=== Section Start ===

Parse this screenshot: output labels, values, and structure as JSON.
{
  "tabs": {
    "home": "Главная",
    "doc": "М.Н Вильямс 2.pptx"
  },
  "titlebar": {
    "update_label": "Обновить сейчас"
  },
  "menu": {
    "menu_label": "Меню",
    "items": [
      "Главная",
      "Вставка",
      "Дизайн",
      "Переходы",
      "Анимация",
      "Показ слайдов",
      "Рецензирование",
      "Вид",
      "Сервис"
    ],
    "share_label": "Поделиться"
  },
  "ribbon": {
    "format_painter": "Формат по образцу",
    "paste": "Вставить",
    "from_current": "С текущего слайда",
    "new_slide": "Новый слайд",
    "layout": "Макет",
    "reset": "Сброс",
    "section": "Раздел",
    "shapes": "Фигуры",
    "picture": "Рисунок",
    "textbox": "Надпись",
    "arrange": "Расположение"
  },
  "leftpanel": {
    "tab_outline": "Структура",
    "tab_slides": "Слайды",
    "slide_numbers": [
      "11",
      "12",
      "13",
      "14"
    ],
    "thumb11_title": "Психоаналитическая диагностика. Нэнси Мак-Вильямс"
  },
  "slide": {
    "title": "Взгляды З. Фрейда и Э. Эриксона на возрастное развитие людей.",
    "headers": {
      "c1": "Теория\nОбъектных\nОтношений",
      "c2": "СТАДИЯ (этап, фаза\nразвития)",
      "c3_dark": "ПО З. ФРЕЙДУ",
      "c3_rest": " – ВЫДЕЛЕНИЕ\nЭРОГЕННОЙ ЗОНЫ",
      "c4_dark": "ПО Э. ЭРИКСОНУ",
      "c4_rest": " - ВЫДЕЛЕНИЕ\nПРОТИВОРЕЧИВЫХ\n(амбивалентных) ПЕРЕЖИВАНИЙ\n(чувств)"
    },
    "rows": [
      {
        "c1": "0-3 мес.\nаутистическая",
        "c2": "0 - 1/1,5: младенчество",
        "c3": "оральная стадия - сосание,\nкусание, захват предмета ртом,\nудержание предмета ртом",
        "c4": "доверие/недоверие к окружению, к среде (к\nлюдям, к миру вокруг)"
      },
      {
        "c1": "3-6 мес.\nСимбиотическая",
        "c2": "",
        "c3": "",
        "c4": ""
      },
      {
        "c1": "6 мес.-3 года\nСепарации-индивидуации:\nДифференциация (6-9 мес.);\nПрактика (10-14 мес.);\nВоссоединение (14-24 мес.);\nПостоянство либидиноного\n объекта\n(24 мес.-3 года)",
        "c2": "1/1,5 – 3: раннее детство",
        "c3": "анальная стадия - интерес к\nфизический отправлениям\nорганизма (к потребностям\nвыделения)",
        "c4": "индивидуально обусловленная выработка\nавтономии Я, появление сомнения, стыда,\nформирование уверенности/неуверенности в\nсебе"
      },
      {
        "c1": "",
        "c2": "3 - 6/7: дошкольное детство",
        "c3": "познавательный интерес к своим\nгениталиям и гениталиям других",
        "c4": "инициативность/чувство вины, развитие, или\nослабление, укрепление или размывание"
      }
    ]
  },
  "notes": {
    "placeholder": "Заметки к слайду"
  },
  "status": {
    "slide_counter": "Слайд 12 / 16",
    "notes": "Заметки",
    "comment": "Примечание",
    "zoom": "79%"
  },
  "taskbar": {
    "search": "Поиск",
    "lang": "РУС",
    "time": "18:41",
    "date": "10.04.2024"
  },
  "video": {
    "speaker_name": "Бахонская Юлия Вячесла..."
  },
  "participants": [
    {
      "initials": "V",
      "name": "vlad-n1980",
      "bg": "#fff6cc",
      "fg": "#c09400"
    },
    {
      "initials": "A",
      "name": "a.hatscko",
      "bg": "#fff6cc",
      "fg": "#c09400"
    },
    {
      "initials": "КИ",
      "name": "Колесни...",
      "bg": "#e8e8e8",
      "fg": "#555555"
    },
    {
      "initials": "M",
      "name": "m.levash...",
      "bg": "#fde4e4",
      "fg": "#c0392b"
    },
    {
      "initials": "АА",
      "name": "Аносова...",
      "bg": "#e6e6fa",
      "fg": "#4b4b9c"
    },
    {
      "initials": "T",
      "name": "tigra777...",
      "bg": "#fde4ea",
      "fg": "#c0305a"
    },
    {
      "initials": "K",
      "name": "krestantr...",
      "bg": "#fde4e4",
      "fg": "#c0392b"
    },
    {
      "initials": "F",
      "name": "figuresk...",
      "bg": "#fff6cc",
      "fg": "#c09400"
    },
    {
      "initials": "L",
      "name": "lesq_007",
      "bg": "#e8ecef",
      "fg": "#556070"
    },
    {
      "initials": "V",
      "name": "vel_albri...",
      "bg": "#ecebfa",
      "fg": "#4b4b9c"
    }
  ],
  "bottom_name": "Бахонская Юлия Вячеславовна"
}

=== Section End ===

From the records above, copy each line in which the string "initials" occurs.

      "initials": "V",
      "initials": "A",
      "initials": "КИ",
      "initials": "M",
      "initials": "АА",
      "initials": "T",
      "initials": "K",
      "initials": "F",
      "initials": "L",
      "initials": "V",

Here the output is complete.